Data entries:
=== Section Start ===

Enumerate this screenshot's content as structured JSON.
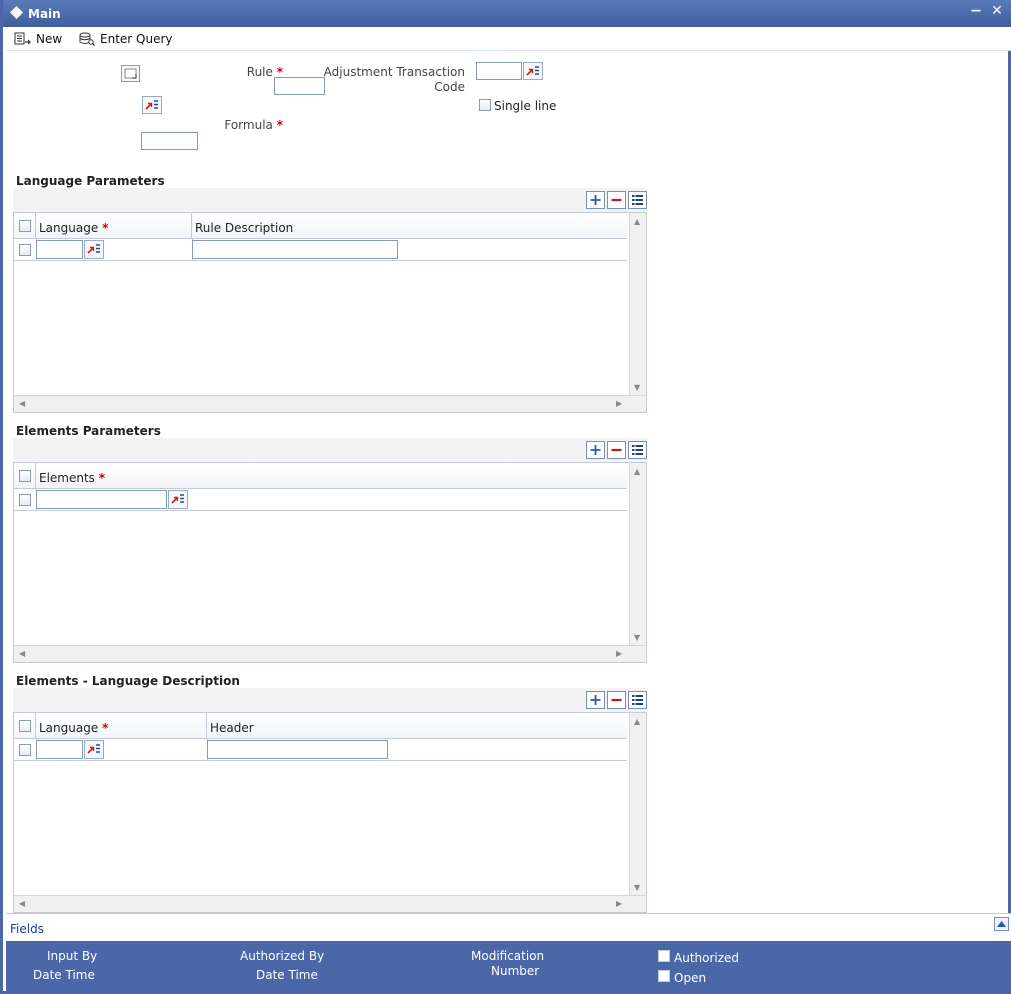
{
  "window": {
    "title": "Main",
    "minimize_glyph": "−",
    "close_glyph": "✕"
  },
  "toolbar": {
    "new_label": "New",
    "enter_query_label": "Enter Query"
  },
  "header_form": {
    "rule_label": "Rule",
    "rule_value": "",
    "formula_label": "Formula",
    "formula_value": "",
    "adjustment_label_line1": "Adjustment Transaction",
    "adjustment_label_line2": "Code",
    "adjustment_value": "",
    "single_line_label": "Single line",
    "required_mark": "*"
  },
  "language_parameters": {
    "title": "Language Parameters",
    "columns": [
      "Language",
      "Rule Description"
    ],
    "rows": [
      {
        "language": "",
        "rule_description": ""
      }
    ]
  },
  "elements_parameters": {
    "title": "Elements Parameters",
    "columns": [
      "Elements"
    ],
    "rows": [
      {
        "elements": ""
      }
    ]
  },
  "elements_language_description": {
    "title": "Elements - Language Description",
    "columns": [
      "Language",
      "Header"
    ],
    "rows": [
      {
        "language": "",
        "header": ""
      }
    ]
  },
  "fields_bar": {
    "label": "Fields"
  },
  "audit": {
    "input_by": "Input By",
    "date_time_1": "Date Time",
    "authorized_by": "Authorized By",
    "date_time_2": "Date Time",
    "modification": "Modification",
    "number": "Number",
    "authorized": "Authorized",
    "open": "Open"
  },
  "colors": {
    "titlebar": "#4a68a8",
    "required": "#c80000",
    "link": "#1a3c9c"
  }
}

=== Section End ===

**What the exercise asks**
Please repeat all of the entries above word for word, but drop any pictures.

**Solution to the problem**
Enumerate this screenshot's content as structured JSON.
{
  "window": {
    "title": "Main",
    "minimize_glyph": "−",
    "close_glyph": "✕"
  },
  "toolbar": {
    "new_label": "New",
    "enter_query_label": "Enter Query"
  },
  "header_form": {
    "rule_label": "Rule",
    "rule_value": "",
    "formula_label": "Formula",
    "formula_value": "",
    "adjustment_label_line1": "Adjustment Transaction",
    "adjustment_label_line2": "Code",
    "adjustment_value": "",
    "single_line_label": "Single line",
    "required_mark": "*"
  },
  "language_parameters": {
    "title": "Language Parameters",
    "columns": [
      "Language",
      "Rule Description"
    ],
    "rows": [
      {
        "language": "",
        "rule_description": ""
      }
    ]
  },
  "elements_parameters": {
    "title": "Elements Parameters",
    "columns": [
      "Elements"
    ],
    "rows": [
      {
        "elements": ""
      }
    ]
  },
  "elements_language_description": {
    "title": "Elements - Language Description",
    "columns": [
      "Language",
      "Header"
    ],
    "rows": [
      {
        "language": "",
        "header": ""
      }
    ]
  },
  "fields_bar": {
    "label": "Fields"
  },
  "audit": {
    "input_by": "Input By",
    "date_time_1": "Date Time",
    "authorized_by": "Authorized By",
    "date_time_2": "Date Time",
    "modification": "Modification",
    "number": "Number",
    "authorized": "Authorized",
    "open": "Open"
  },
  "colors": {
    "titlebar": "#4a68a8",
    "required": "#c80000",
    "link": "#1a3c9c"
  }
}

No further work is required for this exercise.